After two weeks of rest, Bryan Oviedo joined Costa Rica’s national team for a light morning training session Tuesday. He never expected the moment to feel so strange. The tease had him reflecting on the moment afterwards.
“Perhaps before I didn’t feel it much,” he said. “But now being here and seeing all of the training, seeing what everyone is doing, it’s giving me a little bit of nostalgia and longing to be in the World Cup.”
The 24-year-old left-back looked free of any lingering effects of the injury that kept him out of the World Cup as he met with the media later that afternoon. But there were other clear signals that he was not yet ready. He wore street clothes instead of the team uniform — and a physical therapist, sent to Costa Rica by his English Premier League club Everton, kept a close watch on everything Oviedo did.
After breaking his tibia and fibula in his left leg during a match with Everton on January 25, Oviedo had four months to recover for the World Cup. For awhile, it seemed like the leg might heal in time. But after trying to practice at full speed at the beginning of May, the pains returned and Oviedo was declared out of the tournament.
The Tico star said he always had the mentality he’d be in Brazil until the doctors finally told “No Bryan, you can’t go.”
He will be missed. Oviedo was Costa Rica’s best defender, and a talent capable of jumpstarting the offense. His absence even will be mourned by his English fans. Oviedo gained a large following abroad after he scored the goal that let Everton beat rival Manchester United for the first time in 21 years.

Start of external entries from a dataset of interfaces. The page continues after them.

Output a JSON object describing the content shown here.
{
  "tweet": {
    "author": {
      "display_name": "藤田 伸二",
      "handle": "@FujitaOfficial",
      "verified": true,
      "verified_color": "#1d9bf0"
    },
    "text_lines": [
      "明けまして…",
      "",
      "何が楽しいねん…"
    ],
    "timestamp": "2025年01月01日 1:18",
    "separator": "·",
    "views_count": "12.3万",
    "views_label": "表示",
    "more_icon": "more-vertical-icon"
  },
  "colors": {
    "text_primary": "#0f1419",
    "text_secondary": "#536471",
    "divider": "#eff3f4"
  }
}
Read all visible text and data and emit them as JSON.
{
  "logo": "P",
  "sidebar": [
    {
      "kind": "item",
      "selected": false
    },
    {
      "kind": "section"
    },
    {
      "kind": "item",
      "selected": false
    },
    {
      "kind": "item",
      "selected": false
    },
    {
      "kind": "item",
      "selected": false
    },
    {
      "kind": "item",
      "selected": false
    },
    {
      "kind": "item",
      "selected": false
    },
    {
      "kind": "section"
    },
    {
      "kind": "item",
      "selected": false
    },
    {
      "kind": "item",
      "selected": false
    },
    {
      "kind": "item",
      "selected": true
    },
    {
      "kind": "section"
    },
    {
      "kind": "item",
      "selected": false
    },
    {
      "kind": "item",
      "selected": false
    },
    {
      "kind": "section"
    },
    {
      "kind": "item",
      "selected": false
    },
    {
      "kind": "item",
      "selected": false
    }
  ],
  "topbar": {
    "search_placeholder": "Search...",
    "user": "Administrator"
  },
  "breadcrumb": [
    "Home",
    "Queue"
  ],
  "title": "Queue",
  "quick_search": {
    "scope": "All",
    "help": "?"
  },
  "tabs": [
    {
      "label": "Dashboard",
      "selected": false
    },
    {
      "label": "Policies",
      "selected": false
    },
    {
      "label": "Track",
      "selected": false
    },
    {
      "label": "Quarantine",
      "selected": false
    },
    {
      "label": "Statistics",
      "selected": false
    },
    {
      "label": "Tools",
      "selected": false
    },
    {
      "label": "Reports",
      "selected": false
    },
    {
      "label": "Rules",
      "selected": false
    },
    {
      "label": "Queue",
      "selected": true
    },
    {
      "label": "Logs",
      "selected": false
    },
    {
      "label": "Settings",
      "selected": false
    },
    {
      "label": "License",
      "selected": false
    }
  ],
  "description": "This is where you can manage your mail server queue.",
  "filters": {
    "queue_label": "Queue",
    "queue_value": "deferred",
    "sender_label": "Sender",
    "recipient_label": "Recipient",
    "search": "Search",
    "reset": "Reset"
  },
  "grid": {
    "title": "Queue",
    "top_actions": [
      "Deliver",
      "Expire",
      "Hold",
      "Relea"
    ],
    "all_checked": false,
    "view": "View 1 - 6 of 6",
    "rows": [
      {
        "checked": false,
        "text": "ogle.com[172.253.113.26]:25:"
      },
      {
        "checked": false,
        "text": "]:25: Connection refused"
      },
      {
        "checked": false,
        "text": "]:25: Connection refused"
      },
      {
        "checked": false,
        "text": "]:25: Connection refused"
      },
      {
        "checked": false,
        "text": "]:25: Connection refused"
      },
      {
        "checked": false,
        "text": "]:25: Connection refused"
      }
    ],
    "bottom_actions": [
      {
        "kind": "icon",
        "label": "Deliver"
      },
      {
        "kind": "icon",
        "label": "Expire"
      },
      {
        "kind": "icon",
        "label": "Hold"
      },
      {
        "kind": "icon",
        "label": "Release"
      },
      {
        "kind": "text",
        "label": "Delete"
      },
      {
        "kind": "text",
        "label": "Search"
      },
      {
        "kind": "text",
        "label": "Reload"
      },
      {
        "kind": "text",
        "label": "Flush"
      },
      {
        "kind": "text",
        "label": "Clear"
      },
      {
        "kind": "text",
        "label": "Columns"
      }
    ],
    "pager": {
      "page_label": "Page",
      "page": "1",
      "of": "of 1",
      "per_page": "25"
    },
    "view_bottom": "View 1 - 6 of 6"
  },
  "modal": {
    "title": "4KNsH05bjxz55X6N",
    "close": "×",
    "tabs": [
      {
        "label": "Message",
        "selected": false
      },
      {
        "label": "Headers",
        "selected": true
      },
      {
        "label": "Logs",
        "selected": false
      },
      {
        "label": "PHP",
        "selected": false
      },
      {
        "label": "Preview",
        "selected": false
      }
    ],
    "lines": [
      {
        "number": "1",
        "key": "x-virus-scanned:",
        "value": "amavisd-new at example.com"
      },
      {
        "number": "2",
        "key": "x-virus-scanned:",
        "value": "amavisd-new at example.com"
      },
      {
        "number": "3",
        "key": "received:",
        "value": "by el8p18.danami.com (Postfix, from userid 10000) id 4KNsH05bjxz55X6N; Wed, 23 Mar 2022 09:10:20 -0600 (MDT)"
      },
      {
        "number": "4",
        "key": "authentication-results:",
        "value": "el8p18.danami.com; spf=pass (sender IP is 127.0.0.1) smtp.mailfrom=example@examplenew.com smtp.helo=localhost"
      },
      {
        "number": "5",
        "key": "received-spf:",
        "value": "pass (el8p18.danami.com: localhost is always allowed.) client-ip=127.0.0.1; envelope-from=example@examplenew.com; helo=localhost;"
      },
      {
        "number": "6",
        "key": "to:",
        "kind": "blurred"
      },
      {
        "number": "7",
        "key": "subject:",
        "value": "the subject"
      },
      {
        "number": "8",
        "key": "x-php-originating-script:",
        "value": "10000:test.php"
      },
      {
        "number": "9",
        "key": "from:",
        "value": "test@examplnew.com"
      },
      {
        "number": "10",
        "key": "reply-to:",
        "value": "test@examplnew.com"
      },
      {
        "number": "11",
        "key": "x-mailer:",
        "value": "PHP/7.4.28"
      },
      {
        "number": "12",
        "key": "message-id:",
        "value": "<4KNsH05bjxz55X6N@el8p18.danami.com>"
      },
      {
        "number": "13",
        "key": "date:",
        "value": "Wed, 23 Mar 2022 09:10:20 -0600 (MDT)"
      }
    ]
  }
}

Everton supporters had joked that Oviedo would single-handedly take down England in the World Cup when Costa Rica was drawn into the same group (England and Costa Rica meet on June 24).
Oviedo figures he’s still at least a month and a half away from returning to the pitch. He hopes to rejoin his Premier League club in the middle of the preseason.
The left-back won’t be traveling with the team to Brazil. But La Sele head coach Jorge Luis Pinto invited him to use the national team’s facilities to rehab when he’s in the country (Oviedo has spent most of his recovery in England). And the defender accepted the opportunity to be close to the national team.
“From here, I’m going to be supporting the La Sele,” he said. “This week I’m going to be here giving them all my support.”
Still, Oviedo wouldn’t say much about the competition to replace him on La Sele, stating it’s “difficult to say names.” He acknowledged Junior Díaz as the veteran presence and Waylon Francis and Heiner Mora as two youngsters on the rise that could challenge Díaz for the starting spot.
Overall he looked pleased to be back, and enjoyed the moments hanging around the team headquarters and joking with teammates. After his press conference ended, he took extra questions in the parking lot and signed an autograph for a fan.
Then he and his Everton physical therapist drove off in a shiny red Camaro — a sign of his prosperous young career and the lucrative future ahead of him if he can recover fully from the injury. But Tuesday his mind seemed stuck on the future he’d be missing out on. That despite his efforts, he would not be among the 23 men from Costa Rica heading to Brazil in two weeks.
“On days when I’m doing intense work I forget a little. But when I see some things that are everywhere now like commercials and other things about the World Cup and when I’m here with the team that gets me sad.” Oviedo said. “But I’m moving forward with my recovery, and that’s what’s most important.”